**WARNING: This article includes spoilers for Season 6 of Game of Thrones, as well as a look at potential future plotlines.**
Although those in Westeros are fond of using the word "bastard," Ramsay Bolton truly is deserving of the name. And worse. The sadistic and bloodthirsty Lord of House Bolton makes Joffrey Baratheon look like Mother Teresa, and somehow gets more and more messed up as the show goes on (quite a feat, considering he initially set the bar at chopping Theon's cock off — you could say he's come a schlong way).
Head And Shoulders Above The Rest
In "Oathbreaker," the third episode in Season 6, Ramsay appears to be gaining momentum in his quest for power — fresh from killing his own father and feeding his newborn brother to the dogs.
One of the most shocking moments in Episode 3 shows Smalljon Umber giving a "gift" to Ramsay. Not only do we see that he has captured Rickon Stark and the wildling Osha, he also flings down the grizzly remains of Shaggydog's decapitated direwolf noggin.
A Northern Conspiracy?
Naturally, this is harrowing knowing what Ramsay is capable of. The last thing anyone would want would be to become Reek 2.0. But is it all as it seems? Well, some GoT fans don't seem to be playing along with these chain of events. In fact, many believe Lord Umber is playing a dastardly game.
One of the biggest pieces of evidence is the size of Shaggydog's head, which is much smaller than any direwolf we've seen before. But further to this, the Great Northern Conspiracy refers to a much wider theory that, indeed, "The North remembers."
The theory suggests the remaining leaders of the North are still team Stark and are collaborating secretly among themselves to overthrow Ramsay and instate a new leader, presumably the recently resurrected Jon Snow.
Lord Umber: Double Agent?
The events do fit with Lord Umber's offering. Not only does he refer to the dearly departed Lord Roose Bolton as a, ahem, "see you next Tuesday," he also refuses to kneel before Ramsay and does not seem happy to converse with him — from what can be deciphered between his frequent F-bombs.

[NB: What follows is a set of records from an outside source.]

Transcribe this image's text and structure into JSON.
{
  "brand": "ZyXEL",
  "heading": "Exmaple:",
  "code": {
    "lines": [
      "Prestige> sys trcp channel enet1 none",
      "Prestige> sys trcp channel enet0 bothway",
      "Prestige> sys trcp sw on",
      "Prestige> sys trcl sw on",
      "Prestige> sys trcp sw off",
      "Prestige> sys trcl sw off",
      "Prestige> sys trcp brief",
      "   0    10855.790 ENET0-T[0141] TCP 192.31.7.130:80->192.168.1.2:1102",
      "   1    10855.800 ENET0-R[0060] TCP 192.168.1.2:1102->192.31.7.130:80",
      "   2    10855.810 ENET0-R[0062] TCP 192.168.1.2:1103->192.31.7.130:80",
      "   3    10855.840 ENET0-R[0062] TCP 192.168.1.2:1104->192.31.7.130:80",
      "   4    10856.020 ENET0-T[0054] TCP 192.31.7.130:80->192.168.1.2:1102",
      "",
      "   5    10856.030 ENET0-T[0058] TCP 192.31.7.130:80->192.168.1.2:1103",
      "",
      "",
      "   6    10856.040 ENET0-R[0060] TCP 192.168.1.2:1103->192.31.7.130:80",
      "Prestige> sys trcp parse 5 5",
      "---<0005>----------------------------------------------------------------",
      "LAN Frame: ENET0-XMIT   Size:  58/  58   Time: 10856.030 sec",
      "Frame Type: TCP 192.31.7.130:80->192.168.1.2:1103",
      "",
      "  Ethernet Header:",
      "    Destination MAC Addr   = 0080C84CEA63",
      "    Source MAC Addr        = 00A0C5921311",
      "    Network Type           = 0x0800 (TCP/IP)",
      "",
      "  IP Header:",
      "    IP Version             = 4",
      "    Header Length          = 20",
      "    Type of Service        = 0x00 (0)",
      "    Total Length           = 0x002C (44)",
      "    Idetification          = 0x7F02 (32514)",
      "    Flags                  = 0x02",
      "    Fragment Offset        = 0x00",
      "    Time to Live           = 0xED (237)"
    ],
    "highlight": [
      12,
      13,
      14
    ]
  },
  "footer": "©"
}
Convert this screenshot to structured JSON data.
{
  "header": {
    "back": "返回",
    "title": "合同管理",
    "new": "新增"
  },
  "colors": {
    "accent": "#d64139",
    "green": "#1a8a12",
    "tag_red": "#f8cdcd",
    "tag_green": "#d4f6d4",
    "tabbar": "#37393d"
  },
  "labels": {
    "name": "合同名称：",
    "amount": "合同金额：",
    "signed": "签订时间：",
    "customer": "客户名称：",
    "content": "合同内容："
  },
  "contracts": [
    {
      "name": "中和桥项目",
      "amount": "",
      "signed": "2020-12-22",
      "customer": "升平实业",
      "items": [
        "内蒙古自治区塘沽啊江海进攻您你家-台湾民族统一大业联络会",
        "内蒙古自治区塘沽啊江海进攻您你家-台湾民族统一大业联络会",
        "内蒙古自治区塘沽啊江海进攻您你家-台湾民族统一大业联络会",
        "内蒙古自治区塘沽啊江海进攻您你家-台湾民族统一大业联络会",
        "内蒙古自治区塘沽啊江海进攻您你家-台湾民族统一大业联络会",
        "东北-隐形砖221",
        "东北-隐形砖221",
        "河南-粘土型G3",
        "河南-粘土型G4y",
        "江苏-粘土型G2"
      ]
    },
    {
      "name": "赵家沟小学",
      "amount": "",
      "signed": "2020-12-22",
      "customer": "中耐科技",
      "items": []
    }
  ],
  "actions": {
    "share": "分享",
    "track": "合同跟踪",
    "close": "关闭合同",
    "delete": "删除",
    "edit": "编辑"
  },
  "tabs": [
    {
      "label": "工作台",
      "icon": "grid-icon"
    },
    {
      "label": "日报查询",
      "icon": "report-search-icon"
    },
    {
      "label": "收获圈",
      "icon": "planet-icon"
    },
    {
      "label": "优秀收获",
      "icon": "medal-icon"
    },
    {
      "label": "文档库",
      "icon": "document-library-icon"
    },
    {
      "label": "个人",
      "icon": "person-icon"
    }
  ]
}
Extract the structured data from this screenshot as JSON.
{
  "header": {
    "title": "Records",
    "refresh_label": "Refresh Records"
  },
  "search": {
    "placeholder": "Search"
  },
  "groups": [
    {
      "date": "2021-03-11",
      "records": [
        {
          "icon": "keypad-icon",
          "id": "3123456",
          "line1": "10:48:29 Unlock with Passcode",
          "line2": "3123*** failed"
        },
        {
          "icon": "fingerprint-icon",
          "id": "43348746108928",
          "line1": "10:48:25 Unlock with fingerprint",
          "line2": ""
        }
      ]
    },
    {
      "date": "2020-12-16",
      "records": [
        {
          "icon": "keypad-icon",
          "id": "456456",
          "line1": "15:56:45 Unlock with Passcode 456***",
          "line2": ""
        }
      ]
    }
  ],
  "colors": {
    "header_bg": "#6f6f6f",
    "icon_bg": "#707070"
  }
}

Moving onto Episode 4, "Book of the Stranger," and the plot thickens even more. The episode was jam-packed with a wild amount of huge developments, including Sansa's long awaited reunion with Jon Snow. One scene shows the latter reading a vulgar and threatening letter, supposedly from Ramsay himself.
This does, of course, set up the "Battle of the Bastards," which in itself is an exciting prospect. We already know that the wildlings will be battling against the Boltons (from the original trailer). I don't know about you, but I'd love to see Jon Snow wipe that smirk off of Ramsay's evil face during his quest to reclaim Winterfell.
Who Wrote The 'Pink Letter'?
Anyway, I digress. The real question is: Did Ramsay really write the letter? Well, for readers of the books, the conspicuous "Pink Letter" (named so because of the sealing wax) raises some suspicion.
This leads us straight back to Lord Umber, who could've conceivably forged the letter in order to encourage Jon Snow to fight for the right to become Warden of the North. If it wasn't Lord Umber, suspect number two is Petyr "Littlefinger" Baelish, who is fond of playing games and could be setting up Ramsay's demise.
Regardless of who actually penned the letter, we're guaranteed a bloody battle imminently. With Jon Snow leading the way, flanked by wildlings and a newly resilient Sansa, is it time for the Starks to reclaim their territory?
Do you believe in the northern conspiracy? Who do you think wrote the 'Pink Letter'?
Via: Tech Insider